A deal to broaden Gilead’s research expertise into protein kinase biology has been finalised with the $120m acquisition of CGI Pharmaceuticals, in a deal that compliments its comprehensive selection of anti-HIV treatments.
The acquisition signals Gilead’s intentions to move into small molecule drug discovery, an area in which small molecule therapeutics is expected to gain most progress in inflammation and cancer therapies.
Small molecule drugs currently dominate central nervous system and infectious disease treatments and biotech firms such as Genentech currently have a pipeline that emphasises therapeutics in the oncology and immunology areas.
The agreement comes as a selection of drug producers have been making licensing deals with drug developers in an attempt to shore up their pipelines. Under the terms of the agreement, Gilead will pay CGI for up to $120 million, split between a substantial upfront payment and the rest as milestone instalments.
Gilead said the deal would be completed sometime on the third quarter this year, with CGI continuing to trade as a subsidiary of Gilead.

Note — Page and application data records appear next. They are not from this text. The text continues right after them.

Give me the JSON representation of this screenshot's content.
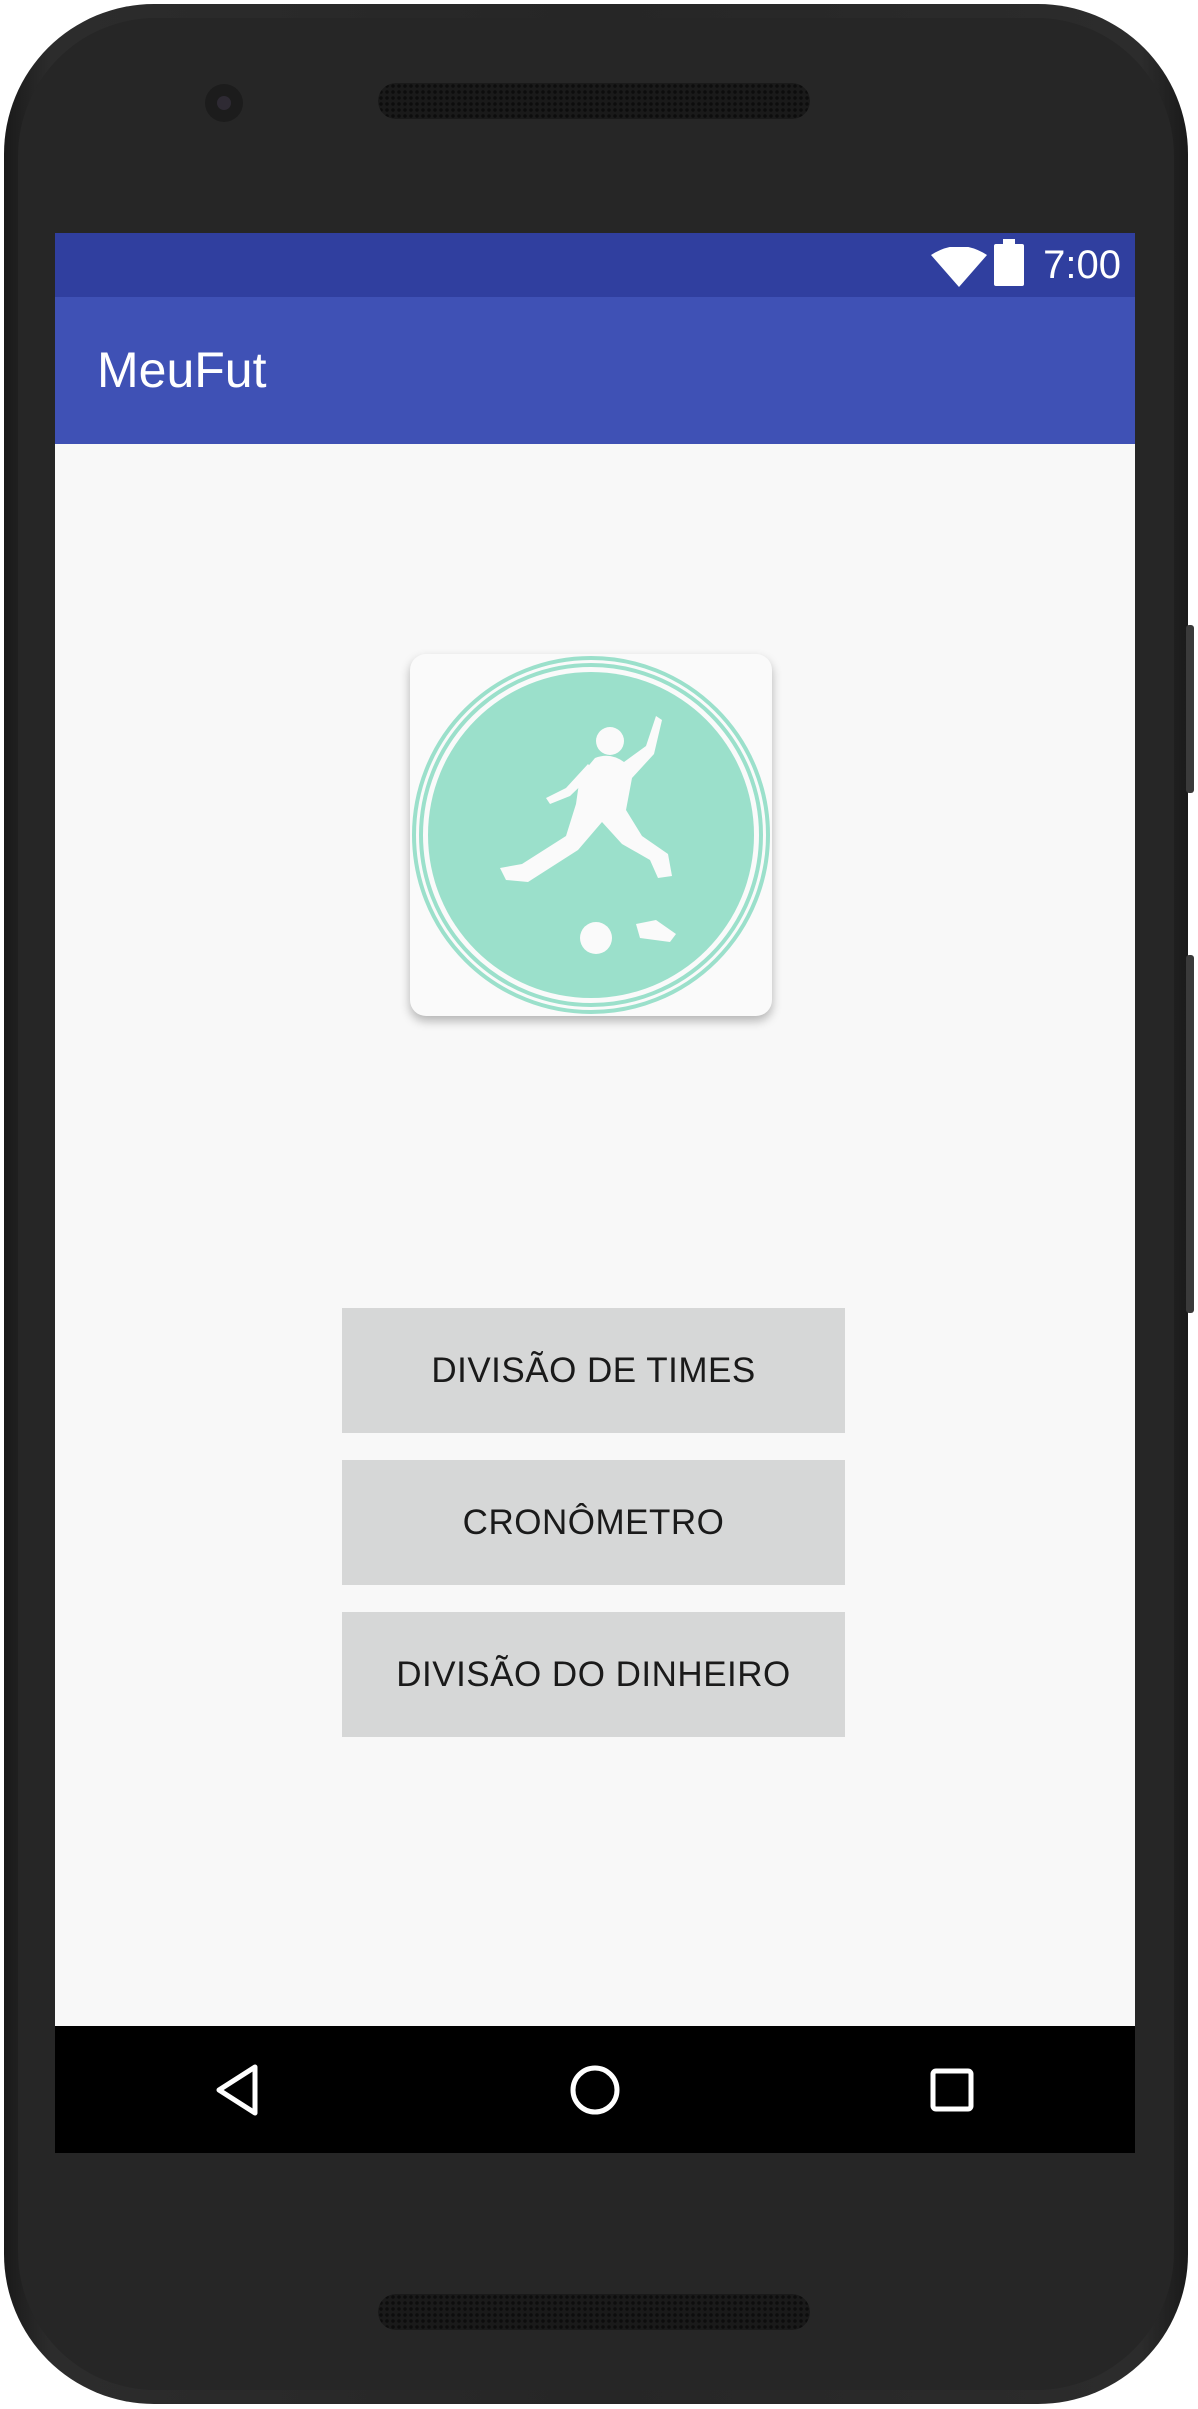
{
  "status_bar": {
    "time": "7:00",
    "wifi_icon": "wifi-icon",
    "battery_icon": "battery-icon"
  },
  "app_bar": {
    "title": "MeuFut"
  },
  "logo": {
    "icon": "soccer-player-icon",
    "color": "#9be0cb"
  },
  "buttons": [
    {
      "label": "DIVISÃO DE TIMES"
    },
    {
      "label": "CRONÔMETRO"
    },
    {
      "label": "DIVISÃO DO DINHEIRO"
    }
  ],
  "nav_bar": {
    "back_icon": "back-icon",
    "home_icon": "home-icon",
    "recents_icon": "recents-icon"
  },
  "colors": {
    "status_bar": "#303f9f",
    "app_bar": "#3f51b5",
    "background": "#f8f8f8",
    "button": "#d6d7d7"
  }
}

CGI now joins Corus Pharma as a company that falls under Gilead’s stable. Four years ago Gilead committed $365 million to purchase a stake in the company, acquiring the rights to Cayston (aztreonam), a treatment for cystic fibrosis patients.
Perhaps Gilead’s biggest coup was the $1.4 billion deal to buy CV Therapeutics in March last year. However the deal, which was meant to be Gilead’s grand entrance into the $50 billion worldwide market for heart-disease treatments, buckled under the regulatory spotlights as CV’s hypertension contender darusentan, failed during Phase III.
“The acquisition of CGI represents a unique opportunity to expand our research efforts in an interesting and promising area of drug discovery,” said Norbert Bischofberger, Gilead’s Executive Vice President, Research and Development and Chief Scientific Officer.
“CGI has established itself in the area of protein kinase biology and small molecule discovery, and represents a strong strategic fit with Gilead’s existing research organisation,” he added.
Compared to previous deals, $120 million for CGI, would be considered a small fry, with a long-term outlook clearly within Gilead’s current thinking. Although CGI have generated a library of promising small molecule kinase inhibitors, they are at too early a stage to progress onto treatments with an immediate impact.
However, the lead preclinical compound from its library targets spleen tyrosine kinase (Syk) and has shown promise in the treatment of serious inflammatory diseases, such as rheumatoid arthritis.
In February this year, UK-based AstraZeneca shelled out $100 million for a Syk inhibitor drug candidate from Rigel Pharmaceuticals. The drug, which had just completed Phase II testing, was at the centre of the deal that would give Rigel access to a potential $1 billion in milestone payments.